* [Directions]: Wherever the string "Geom" appears in the entries below, return the line that holds it.

* [Exercise materials]:
☆ ☆ ☆ ☆ ☆
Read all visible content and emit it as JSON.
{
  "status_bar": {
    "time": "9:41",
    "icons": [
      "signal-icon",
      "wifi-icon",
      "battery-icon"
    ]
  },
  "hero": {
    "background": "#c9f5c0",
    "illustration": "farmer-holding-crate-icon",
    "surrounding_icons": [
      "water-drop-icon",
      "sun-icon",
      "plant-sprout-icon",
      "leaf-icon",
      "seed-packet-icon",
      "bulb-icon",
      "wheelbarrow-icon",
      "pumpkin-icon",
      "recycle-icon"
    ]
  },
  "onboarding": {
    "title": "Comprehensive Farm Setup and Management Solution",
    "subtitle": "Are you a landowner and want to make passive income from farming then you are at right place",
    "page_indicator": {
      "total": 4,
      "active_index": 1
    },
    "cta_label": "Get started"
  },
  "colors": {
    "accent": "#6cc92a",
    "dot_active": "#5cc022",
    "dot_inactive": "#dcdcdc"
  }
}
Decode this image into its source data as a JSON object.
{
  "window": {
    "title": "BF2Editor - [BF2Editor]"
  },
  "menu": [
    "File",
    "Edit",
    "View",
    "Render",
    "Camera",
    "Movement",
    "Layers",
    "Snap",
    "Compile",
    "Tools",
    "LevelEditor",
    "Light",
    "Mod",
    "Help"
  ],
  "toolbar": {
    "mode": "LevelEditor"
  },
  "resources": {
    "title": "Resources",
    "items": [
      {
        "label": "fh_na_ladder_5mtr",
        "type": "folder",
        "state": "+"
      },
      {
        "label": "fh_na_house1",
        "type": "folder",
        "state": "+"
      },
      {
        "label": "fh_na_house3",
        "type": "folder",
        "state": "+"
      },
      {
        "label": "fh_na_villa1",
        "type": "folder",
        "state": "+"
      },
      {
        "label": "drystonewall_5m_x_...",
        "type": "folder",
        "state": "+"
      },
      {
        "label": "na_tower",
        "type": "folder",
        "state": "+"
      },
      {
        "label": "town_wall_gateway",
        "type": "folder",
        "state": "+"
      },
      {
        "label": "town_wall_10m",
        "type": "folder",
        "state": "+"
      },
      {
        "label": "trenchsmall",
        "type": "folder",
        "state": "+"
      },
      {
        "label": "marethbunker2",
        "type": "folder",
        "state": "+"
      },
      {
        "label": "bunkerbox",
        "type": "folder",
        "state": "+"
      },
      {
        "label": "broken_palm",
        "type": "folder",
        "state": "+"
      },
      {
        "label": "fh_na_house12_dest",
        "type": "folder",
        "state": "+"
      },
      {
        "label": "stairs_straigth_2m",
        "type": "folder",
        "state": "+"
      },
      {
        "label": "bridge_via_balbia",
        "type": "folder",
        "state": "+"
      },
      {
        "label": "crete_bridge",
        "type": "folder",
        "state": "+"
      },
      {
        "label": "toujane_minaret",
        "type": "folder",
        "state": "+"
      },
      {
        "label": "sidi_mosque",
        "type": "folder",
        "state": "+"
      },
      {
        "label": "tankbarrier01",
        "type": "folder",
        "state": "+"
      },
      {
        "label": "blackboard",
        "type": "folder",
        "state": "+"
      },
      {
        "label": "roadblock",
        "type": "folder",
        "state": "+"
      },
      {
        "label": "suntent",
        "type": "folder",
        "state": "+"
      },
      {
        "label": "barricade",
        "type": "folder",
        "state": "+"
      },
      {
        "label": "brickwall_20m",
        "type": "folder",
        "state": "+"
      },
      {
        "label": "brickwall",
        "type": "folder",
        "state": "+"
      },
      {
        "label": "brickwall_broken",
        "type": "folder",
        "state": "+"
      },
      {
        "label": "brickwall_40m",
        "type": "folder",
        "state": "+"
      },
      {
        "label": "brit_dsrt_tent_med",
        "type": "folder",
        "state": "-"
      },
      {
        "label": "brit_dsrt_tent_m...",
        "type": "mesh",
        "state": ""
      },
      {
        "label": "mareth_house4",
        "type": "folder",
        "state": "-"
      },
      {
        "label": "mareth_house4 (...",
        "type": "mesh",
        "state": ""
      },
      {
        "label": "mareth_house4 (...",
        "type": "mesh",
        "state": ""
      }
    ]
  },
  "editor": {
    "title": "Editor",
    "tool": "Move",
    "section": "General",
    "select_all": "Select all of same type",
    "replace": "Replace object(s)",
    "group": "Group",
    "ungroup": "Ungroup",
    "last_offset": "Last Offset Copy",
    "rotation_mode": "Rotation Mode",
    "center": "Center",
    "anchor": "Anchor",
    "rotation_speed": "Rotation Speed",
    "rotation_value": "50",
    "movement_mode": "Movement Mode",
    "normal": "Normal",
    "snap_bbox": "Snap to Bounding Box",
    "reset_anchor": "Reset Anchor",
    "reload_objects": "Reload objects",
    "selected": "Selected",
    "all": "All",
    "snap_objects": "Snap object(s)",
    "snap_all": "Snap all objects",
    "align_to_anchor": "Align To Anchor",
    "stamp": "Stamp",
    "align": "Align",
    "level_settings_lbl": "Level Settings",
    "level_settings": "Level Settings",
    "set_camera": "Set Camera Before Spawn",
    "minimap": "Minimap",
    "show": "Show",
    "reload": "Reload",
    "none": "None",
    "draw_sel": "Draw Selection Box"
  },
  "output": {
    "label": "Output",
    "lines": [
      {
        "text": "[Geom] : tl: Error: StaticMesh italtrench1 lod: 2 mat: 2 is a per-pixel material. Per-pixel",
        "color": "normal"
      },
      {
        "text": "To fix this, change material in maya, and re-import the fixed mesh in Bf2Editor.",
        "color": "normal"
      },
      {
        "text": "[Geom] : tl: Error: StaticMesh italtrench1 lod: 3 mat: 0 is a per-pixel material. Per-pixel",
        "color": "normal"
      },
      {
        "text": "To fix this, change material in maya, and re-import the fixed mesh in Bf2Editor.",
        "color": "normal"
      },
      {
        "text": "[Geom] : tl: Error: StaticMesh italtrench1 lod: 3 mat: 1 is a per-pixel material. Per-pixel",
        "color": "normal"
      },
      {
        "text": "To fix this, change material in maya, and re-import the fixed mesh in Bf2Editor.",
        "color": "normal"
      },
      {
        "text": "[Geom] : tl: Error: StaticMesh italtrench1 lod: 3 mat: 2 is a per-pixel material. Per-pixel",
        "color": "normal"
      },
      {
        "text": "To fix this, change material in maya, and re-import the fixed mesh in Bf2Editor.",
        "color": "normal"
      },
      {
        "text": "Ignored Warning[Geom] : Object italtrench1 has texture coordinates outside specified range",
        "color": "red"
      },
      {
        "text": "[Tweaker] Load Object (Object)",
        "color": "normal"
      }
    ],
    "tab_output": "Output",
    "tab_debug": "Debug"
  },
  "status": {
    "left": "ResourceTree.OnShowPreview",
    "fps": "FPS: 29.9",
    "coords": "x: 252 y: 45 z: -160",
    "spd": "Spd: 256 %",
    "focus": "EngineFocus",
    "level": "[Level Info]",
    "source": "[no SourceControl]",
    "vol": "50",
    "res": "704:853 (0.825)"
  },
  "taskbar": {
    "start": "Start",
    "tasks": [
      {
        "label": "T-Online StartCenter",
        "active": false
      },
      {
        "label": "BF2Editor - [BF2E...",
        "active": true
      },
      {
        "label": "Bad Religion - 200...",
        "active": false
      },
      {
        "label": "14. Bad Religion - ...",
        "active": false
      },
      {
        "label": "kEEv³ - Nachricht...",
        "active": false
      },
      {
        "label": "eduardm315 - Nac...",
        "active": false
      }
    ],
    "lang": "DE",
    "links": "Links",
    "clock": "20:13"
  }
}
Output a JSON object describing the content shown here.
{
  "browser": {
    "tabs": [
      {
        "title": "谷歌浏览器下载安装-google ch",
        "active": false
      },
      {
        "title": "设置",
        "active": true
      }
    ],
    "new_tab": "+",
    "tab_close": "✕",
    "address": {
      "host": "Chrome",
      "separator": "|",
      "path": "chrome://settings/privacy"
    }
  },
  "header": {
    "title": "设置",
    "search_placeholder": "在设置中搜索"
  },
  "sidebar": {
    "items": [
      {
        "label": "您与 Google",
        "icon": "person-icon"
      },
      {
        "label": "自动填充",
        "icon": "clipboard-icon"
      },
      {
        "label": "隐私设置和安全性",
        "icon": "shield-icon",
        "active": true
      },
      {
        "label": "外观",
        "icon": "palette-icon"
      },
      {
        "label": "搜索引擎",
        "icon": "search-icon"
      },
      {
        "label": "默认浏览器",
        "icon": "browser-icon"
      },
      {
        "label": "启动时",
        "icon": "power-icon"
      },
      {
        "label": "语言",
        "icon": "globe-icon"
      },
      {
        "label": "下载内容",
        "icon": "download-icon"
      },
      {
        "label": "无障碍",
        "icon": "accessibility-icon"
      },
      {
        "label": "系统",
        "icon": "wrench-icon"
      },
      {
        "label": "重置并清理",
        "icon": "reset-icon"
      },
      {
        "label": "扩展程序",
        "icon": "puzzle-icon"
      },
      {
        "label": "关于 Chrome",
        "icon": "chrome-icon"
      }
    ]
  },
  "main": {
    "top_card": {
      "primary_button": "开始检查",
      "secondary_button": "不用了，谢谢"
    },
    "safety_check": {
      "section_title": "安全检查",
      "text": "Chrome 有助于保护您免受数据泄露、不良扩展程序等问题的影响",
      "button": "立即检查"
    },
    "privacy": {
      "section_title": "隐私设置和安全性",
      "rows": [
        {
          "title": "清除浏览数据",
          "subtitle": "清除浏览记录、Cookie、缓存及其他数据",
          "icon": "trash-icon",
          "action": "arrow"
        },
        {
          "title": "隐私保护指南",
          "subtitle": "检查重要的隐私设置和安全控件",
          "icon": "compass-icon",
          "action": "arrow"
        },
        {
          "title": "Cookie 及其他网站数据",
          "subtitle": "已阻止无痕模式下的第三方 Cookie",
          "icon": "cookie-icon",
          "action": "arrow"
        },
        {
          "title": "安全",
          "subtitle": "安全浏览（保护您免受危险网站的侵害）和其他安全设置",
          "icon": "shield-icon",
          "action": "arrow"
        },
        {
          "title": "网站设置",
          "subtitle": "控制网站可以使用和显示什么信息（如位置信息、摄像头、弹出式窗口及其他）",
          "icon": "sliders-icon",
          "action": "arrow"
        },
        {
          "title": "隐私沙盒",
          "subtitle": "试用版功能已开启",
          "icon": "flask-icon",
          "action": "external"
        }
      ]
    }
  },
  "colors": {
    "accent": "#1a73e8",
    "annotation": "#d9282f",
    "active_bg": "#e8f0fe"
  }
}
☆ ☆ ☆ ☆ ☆
* [Response area]:
        "text": "[Geom] : tl: Error: StaticMesh italtrench1 lod: 2 mat: 2 is a per-pixel material. Per-pixel",
        "text": "[Geom] : tl: Error: StaticMesh italtrench1 lod: 3 mat: 0 is a per-pixel material. Per-pixel",
        "text": "[Geom] : tl: Error: StaticMesh italtrench1 lod: 3 mat: 1 is a per-pixel material. Per-pixel",
        "text": "[Geom] : tl: Error: StaticMesh italtrench1 lod: 3 mat: 2 is a per-pixel material. Per-pixel",
        "text": "Ignored Warning[Geom] : Object italtrench1 has texture coordinates outside specified range",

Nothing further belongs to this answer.